Forum Message



Name:   
Heading: 1.1.1.1Moisture in Sand
Message:
As many of us know, before making a concrete batch, we have to determine the percentage of evaporable moisture (surface and pores) of the aggregate (in this case, the fine aggregate).

Based on Laboratory Trial Mixes...

The QUESTION is this:

Is there another reliable test method to determine the Moisture in Sand BESIDES the explained in ASTM C 566 (oven drying)?




---------------------------------------------
Jorge Moquete


The short answer to your question is NO. ASTM C566 IS the standard test method. It is the only method. It's called a "burn-off" and it's used every day by Ready-Mix QC and field technicians. It is more reliable than electronic monitors and is used to verify that the bin monitors are accurate. A quick search of the current (2009) ASTM standards for Concrete and Aggregate using "moisture" as the search term returns 9 ASTM Standards, only one of which is used to determine the moisture content of aggregates. C566-97(2004)The Ready-Mix Concrete Association may have other information, but why are you looking for another method when the current standard is the simplist and most accurate if performed correctly?
---------------------------------------------
Bob Miller

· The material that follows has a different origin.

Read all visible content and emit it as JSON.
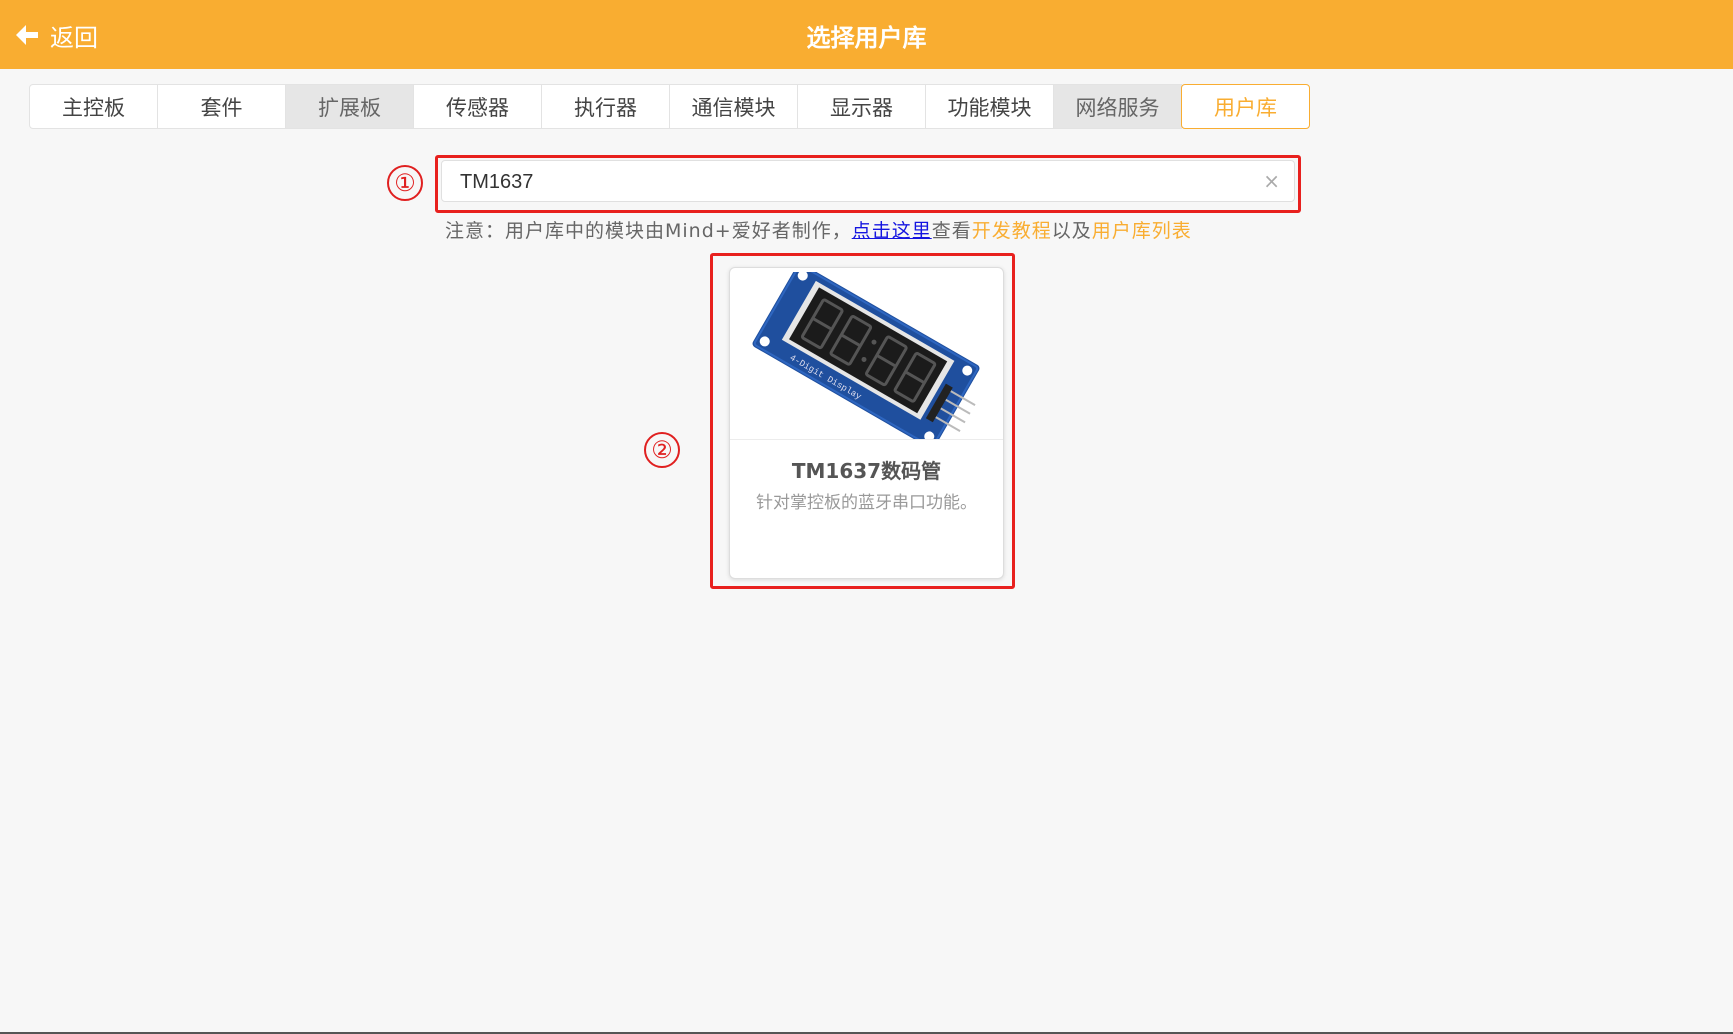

I appreciate all the replies.

Bob, i'm looking for another method, because the ASTM C566 is not the FASTEST.

If you take very moist sand and put it in the OVEN, it will take forever to dry it, considering 230F (110C) temperature, as it's explained in the ASTM C566.

I could use a rapid heat source, like a stove, but particles may suffer loss.

In conclusion, i need: QUICK AND RELIABLE.
---------------------------------------------
Jorge Moquete


I have used something called a Speedy Moisture Meter in the past. You can see info about it here:

http://www.humboldtmfg.com/c-7-p-468-id-7.html

Basically the device is a pressure meter. You combine calcium carbide (remember the old Big Bang Cannons?) with the damp sand. The calcium carbide gives off acetylene gas and you measure the pressure rise in the vessel. The more moisture the higher the pressure.

Meets ASTM D4944 and AASHTO T217.

Jay
---------------------------------------------
Jay Shilstone
 
   Click Here to Reply    Areas
Advertise Here